As most of you have probably seen in the Tech Labs Newsletters, the Tech Labs have been working on a virtual neighborhood for studying burglary. These studies are a collaboration between the NSCR (Jean-Louis van Gelder), the University of Porstmouth (Claire Nee) and the Network Institute’s Tech Labs (Marco Otte). The previous version of the Virtual Environment was used in several studies including one carried out in British prisons using actual criminals.
Discovery Channel made a short documentary of this study which features our virtual neighborhood.
At the moment we are working on the second version of the neighborhood featuring many more houses with different features offering an even more realistic environment to use in studies.
The latest Newsletter of the Network Institute Tech Labs gives you an update on a variety of projects using the Tech Labs. There are a few very interesting new projects and an update on some familiar projects that have been running for some time now.
The Newsletter also gives a heads-up on the newest technology available at the Tech Labs for use in research or education.
In collaboration with Claire Nee (University of Portsmouth) and Jean-Louis van Gelder (NSCR) the Network Institute Tech Labs are creating a virtual environment to study the behaviour of burglars. The next study using this state-of-the-art environment will involve real offenders currently serving prison time in the UK.
Claire Nee was recently interviewed by the BBC about her research and how virtual reality helps understanding the burglar’s behaviour.

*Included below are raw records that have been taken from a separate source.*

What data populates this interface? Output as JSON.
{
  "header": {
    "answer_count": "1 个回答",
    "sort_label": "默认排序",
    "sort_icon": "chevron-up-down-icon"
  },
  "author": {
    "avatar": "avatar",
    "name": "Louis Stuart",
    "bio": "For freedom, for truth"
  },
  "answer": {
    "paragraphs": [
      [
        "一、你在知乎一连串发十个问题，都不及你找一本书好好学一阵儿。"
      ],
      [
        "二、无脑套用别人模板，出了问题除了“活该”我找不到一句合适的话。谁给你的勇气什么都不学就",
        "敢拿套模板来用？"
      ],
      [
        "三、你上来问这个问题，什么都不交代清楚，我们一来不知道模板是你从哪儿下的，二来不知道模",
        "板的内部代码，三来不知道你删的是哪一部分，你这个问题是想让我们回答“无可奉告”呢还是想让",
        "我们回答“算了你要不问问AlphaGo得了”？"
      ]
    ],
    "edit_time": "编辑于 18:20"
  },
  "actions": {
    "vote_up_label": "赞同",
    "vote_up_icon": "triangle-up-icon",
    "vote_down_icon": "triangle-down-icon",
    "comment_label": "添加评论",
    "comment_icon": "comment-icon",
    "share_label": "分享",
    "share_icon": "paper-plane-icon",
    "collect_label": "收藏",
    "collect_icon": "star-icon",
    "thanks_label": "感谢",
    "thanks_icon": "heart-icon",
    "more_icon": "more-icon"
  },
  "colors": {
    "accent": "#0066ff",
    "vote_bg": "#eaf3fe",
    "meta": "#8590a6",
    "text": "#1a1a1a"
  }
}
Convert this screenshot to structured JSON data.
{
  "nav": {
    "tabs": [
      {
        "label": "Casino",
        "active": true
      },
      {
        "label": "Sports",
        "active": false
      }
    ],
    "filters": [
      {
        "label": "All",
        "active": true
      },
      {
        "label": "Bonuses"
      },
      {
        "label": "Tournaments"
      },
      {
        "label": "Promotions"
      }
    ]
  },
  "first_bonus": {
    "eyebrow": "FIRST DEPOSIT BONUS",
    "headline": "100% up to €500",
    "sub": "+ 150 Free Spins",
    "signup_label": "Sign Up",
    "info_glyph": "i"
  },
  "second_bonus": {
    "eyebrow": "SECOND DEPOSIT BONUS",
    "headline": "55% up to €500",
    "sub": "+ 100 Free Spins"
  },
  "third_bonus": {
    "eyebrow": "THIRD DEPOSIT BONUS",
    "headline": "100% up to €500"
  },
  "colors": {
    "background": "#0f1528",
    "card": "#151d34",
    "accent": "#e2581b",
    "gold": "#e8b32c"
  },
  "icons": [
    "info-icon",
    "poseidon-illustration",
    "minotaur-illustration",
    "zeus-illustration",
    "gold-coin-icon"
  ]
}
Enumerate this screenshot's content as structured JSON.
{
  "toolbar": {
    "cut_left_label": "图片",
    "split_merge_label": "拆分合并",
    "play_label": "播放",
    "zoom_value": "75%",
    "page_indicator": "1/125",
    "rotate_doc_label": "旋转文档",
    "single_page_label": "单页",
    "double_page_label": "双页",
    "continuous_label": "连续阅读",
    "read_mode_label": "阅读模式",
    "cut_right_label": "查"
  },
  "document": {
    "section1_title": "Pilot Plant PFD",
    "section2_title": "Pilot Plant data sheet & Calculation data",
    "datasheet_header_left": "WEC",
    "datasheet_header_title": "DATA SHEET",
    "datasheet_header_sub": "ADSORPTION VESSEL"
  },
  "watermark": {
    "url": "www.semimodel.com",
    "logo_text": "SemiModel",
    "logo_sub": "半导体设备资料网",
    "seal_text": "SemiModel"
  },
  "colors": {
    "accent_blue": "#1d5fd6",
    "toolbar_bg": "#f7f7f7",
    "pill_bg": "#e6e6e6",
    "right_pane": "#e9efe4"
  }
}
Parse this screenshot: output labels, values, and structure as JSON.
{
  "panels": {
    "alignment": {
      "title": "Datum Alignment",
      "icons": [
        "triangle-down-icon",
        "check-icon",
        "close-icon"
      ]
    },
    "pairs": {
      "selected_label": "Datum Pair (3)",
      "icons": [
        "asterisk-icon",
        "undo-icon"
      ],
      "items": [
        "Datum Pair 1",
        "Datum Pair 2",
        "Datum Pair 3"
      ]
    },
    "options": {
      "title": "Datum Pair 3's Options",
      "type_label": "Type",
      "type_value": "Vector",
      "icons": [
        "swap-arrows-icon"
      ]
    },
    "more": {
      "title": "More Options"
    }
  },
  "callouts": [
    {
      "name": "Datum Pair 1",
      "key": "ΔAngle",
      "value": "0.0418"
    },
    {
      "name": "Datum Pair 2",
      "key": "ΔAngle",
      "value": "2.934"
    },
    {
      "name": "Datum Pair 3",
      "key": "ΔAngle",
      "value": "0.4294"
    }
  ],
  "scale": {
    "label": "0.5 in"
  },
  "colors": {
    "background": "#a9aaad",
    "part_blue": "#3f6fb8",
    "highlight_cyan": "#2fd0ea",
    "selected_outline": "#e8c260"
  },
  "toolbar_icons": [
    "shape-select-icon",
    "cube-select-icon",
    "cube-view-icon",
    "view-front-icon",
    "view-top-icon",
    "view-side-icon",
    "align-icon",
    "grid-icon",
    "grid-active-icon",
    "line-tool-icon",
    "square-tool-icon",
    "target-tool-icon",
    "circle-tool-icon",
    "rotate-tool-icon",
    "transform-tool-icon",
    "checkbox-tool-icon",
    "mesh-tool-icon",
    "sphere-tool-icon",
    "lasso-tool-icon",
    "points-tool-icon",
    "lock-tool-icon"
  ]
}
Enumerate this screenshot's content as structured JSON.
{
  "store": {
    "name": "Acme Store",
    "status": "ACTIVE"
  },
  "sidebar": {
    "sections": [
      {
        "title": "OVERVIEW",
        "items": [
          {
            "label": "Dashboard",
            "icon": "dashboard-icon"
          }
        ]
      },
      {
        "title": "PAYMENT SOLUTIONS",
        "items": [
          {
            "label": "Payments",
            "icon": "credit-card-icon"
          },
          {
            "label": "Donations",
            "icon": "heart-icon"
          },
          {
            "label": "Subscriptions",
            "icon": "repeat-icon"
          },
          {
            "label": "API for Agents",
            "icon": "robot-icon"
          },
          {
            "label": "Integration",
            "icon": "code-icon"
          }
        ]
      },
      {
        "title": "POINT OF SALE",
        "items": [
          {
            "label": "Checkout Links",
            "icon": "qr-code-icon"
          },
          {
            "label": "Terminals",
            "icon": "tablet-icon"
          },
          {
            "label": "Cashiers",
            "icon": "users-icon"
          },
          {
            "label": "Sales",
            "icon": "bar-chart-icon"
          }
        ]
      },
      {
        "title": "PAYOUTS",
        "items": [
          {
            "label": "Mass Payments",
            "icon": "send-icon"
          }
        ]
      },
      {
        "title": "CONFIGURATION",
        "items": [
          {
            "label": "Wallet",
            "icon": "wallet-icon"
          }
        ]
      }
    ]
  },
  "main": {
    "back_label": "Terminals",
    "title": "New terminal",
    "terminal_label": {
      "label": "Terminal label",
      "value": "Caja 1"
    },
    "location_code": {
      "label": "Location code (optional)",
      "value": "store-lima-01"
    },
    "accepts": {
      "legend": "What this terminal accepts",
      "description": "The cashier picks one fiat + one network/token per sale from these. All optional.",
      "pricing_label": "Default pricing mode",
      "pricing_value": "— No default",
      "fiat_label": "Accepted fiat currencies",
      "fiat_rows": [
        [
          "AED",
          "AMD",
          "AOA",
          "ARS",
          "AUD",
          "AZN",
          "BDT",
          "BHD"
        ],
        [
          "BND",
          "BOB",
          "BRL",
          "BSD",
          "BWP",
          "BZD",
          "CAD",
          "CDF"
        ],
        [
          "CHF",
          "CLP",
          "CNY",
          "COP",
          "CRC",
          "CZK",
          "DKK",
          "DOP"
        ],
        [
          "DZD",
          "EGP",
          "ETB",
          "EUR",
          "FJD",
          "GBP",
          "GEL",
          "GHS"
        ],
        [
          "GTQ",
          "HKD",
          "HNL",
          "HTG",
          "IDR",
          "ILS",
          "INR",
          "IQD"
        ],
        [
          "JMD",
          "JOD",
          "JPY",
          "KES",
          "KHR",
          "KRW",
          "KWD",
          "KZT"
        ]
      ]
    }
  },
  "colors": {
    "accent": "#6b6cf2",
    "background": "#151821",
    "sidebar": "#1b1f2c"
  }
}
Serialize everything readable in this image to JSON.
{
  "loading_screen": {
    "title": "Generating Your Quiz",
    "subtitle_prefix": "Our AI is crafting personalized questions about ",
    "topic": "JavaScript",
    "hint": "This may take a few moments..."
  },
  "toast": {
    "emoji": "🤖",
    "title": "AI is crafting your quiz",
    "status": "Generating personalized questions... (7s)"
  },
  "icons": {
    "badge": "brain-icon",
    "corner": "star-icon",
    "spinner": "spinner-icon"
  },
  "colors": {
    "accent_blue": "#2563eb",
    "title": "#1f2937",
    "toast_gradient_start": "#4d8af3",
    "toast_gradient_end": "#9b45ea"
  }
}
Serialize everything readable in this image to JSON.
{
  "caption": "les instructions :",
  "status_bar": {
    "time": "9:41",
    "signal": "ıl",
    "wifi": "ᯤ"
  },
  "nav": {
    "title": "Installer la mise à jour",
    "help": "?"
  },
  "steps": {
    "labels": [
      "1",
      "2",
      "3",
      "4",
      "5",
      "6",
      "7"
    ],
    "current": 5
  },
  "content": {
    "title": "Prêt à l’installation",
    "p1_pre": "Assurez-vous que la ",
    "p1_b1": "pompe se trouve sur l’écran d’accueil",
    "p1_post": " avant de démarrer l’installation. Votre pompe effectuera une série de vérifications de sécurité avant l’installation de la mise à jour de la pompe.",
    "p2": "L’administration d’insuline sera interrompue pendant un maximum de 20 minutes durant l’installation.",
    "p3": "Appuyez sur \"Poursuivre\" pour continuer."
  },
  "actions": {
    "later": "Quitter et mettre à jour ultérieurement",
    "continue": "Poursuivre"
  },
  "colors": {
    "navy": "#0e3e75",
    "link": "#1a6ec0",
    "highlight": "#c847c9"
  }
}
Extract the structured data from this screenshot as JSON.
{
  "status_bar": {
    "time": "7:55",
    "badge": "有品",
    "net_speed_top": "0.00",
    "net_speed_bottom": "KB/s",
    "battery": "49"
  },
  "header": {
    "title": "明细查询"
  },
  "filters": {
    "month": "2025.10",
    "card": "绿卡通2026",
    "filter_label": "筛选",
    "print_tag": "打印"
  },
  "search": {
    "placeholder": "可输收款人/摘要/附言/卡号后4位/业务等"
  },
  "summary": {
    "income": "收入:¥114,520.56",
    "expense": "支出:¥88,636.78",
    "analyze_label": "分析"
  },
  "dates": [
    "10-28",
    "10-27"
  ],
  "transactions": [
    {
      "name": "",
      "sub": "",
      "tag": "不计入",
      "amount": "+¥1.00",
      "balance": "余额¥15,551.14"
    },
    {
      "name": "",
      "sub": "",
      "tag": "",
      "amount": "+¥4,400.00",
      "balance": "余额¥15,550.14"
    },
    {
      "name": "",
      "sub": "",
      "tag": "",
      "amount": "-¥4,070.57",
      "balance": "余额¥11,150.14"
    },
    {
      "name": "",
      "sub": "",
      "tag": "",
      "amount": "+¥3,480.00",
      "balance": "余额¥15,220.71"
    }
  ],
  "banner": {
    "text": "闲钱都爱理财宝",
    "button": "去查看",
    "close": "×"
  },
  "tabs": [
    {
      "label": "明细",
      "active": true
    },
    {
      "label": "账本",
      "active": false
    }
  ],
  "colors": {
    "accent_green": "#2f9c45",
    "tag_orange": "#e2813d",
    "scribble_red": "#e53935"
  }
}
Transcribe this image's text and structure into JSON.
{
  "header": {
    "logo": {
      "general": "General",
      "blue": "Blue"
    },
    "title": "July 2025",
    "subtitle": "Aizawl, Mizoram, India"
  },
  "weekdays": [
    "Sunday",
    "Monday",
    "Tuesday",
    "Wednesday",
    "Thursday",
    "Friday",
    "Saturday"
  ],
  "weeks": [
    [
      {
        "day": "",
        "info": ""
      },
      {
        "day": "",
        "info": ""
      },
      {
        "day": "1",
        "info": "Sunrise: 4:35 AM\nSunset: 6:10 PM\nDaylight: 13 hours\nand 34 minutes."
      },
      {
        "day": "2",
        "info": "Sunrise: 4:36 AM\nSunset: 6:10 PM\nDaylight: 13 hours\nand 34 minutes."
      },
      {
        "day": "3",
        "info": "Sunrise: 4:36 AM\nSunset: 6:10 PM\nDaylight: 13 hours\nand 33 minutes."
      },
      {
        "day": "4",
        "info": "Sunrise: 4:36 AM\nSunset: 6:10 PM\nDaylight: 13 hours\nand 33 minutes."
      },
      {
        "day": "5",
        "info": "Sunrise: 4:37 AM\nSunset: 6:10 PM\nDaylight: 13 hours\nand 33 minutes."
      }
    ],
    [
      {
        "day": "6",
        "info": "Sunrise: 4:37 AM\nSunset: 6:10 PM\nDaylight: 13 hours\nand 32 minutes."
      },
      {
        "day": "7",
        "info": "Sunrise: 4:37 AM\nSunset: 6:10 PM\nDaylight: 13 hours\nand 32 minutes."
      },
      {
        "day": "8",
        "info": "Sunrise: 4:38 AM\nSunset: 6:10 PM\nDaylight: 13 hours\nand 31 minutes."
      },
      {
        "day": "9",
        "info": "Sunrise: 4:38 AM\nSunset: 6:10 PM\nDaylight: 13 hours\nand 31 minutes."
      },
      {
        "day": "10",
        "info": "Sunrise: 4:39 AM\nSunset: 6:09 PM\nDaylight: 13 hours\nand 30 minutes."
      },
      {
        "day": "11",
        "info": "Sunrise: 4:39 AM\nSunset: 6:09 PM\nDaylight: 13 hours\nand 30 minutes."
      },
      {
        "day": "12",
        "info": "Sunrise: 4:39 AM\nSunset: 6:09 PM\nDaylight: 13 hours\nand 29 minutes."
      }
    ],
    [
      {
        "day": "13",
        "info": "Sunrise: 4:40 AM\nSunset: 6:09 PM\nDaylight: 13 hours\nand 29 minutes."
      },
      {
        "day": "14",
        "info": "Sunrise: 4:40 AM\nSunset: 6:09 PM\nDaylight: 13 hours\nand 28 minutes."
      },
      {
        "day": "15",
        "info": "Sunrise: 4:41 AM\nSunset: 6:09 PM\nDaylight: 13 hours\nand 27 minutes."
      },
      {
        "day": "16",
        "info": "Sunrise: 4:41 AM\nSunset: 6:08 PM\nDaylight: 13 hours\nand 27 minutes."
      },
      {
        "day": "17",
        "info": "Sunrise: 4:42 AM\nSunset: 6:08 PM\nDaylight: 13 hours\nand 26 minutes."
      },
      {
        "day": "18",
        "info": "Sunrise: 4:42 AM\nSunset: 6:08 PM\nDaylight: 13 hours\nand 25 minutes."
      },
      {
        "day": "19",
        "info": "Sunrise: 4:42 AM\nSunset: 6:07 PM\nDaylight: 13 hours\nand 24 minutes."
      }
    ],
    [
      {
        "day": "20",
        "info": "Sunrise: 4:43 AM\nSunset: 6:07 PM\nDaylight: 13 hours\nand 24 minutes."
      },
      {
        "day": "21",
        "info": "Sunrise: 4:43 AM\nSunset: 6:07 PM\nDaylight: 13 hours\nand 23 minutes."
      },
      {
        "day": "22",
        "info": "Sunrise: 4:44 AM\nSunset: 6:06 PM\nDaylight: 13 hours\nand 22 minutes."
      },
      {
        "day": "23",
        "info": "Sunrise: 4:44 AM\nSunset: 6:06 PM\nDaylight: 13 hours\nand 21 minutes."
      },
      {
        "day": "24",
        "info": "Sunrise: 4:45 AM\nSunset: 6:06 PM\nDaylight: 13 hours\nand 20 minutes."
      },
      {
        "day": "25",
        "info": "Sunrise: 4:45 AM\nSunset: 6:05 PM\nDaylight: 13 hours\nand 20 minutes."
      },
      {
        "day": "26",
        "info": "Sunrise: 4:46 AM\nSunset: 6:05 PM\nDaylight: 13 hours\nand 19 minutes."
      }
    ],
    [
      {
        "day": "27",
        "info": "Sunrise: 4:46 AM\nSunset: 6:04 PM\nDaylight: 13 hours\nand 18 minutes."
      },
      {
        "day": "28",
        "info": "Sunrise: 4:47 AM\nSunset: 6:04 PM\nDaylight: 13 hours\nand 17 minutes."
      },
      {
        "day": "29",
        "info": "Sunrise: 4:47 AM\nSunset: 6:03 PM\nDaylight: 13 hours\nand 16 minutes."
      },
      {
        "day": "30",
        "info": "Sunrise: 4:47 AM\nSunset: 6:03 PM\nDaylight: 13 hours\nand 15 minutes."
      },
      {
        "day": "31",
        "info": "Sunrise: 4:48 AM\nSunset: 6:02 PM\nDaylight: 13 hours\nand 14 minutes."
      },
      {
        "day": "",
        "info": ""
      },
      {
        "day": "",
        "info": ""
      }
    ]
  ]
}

“The house we’re robbing isn’t real; it’s on a computer screen, part of a virtual reality program that I can control with a mouse. It’s the latest tool that Nee, a forensic psychologist at the University of Portsmouth, has been using to try to get inside the minds of burglars.”
On June 8th, Martijn Kleppe (Faculty of Humanities) presented the set-up and first results of the Newstracker at the DHBenelux 2015 conference in Antwerp, Belgium. This tool, developed by Marco Otte of the Network Institute and supported by a Network Institute Academy Assistant aims to track the online behaviour of a group of 50 respondents. Participants installed a proxy in their web browser that tracked all visited websites. Overnight, the log file is being cleaned, only the URLs of 4.000 pre-defined websites are being saved and the textual and visual contents of news websites are being scraped and saved for later analyses. Currently, the fieldwork of the Newstracker is in its final phase and the first analyses have been made.
The Newstracker is part of the research project “The New News Consumer: User-based Innovation to Meet Paradigmatic Change in News Use and Media Habits” (see www.news-use.com), a collaboration between the VU University Amsterdam and the University of Groningen, sponsored by The Netherlands Organisation for Scientific Research (NWO) and the Dutch journalism organizations Buitenhof, De Persgroep Nederland, EenVandaag, EO, NCRV, NDC Mediagroep, Nieuwsuur, and NOS Nieuws. The project is led by prof. dr. Irene Costera Meijer. Tim Groot Kormelink works as PhD student on the project.
For more information about the Newstracker, please contact Martijn Kleppe.
In samenwerking met het Netwerk Instituut Selemca project (onderdeel van het CRISP platform), heeft Sander Burger een documentaire gemaakt over hoe een meer menselijke zorgrobot, Alice, ingezet zou kunnen worden in de praktijk.
De documentaire haalt veel publiciteit en heeft nu ook een eigen website!
In the Correspondent an interview was posted about criminological research using Virtual Reality. Jean-Lious van Gelder (NSCR) collaborated with Marco Otte of the Network Institute Tech Labs who created the Virtual Environment to research burglary behaviour (see Tech Labs Newsletter).